All Fall Down traces the ways in which changes in financial structure and regulation eroded monetary control and led to historically high levels of debt relative to GDP in both developed and emerging economies. Rising stocks of debt drove the global financial system into crisis in 2008 when households, businesses, financial institutions and the public sector in some countries strained to generate sufficient income for debt service. The stagnation and fall in asset prices that followed began the process of unwinding that led to a run on the financial sector by the financial sector.
This engaging examination describes critical developments that changed the structure of US financial markets as well as developments and innovations in US credit markets that created the context for crisis. It discusses the advent of dollar hegemony, the critical role of international reserves in generating credit, the emergence of the debt bubble in the 1980s and the mounting risks of debt in the new millennium. The author also proposes a systemic approach to monetary control, offering two new reform proposals. The analysis concludes that reforms are needed in order to support sustainable economic activity in the US and global economies.

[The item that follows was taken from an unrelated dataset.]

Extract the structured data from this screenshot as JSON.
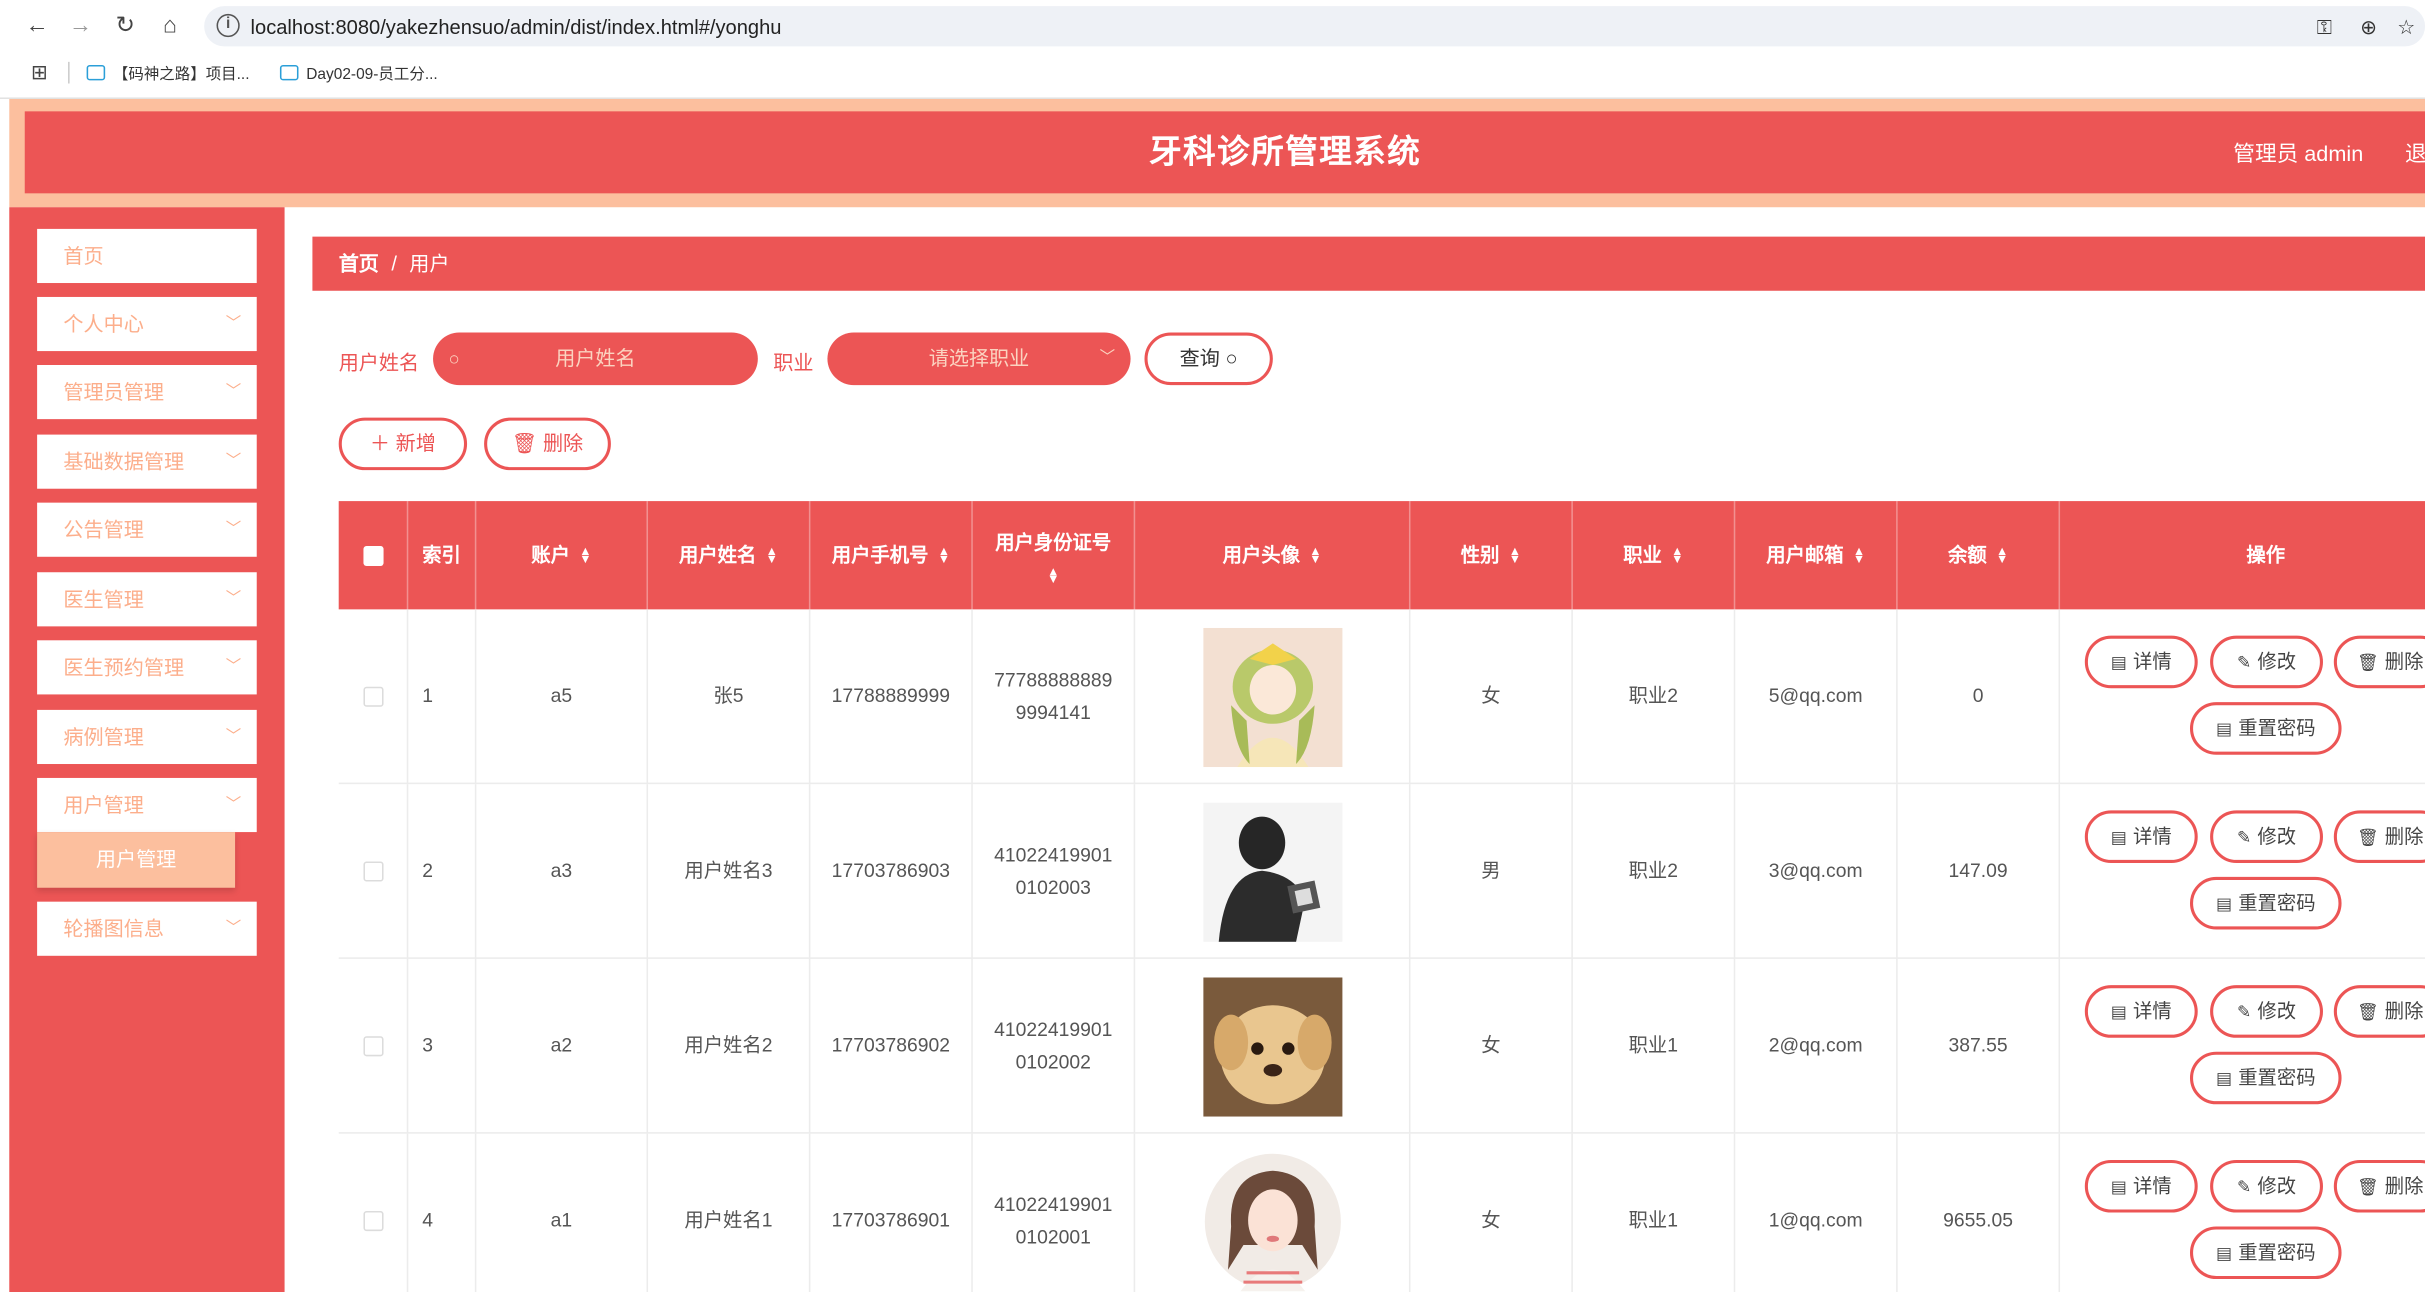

This volume will appeal to students and scholars of economics interested in international finance and banking, financial regulation and monetary policy implementation. It will also be of interest to business economists, lawyers, policymakers and journalists concerned with the effects of financial instability and involved in ongoing debates on financial and monetary reform.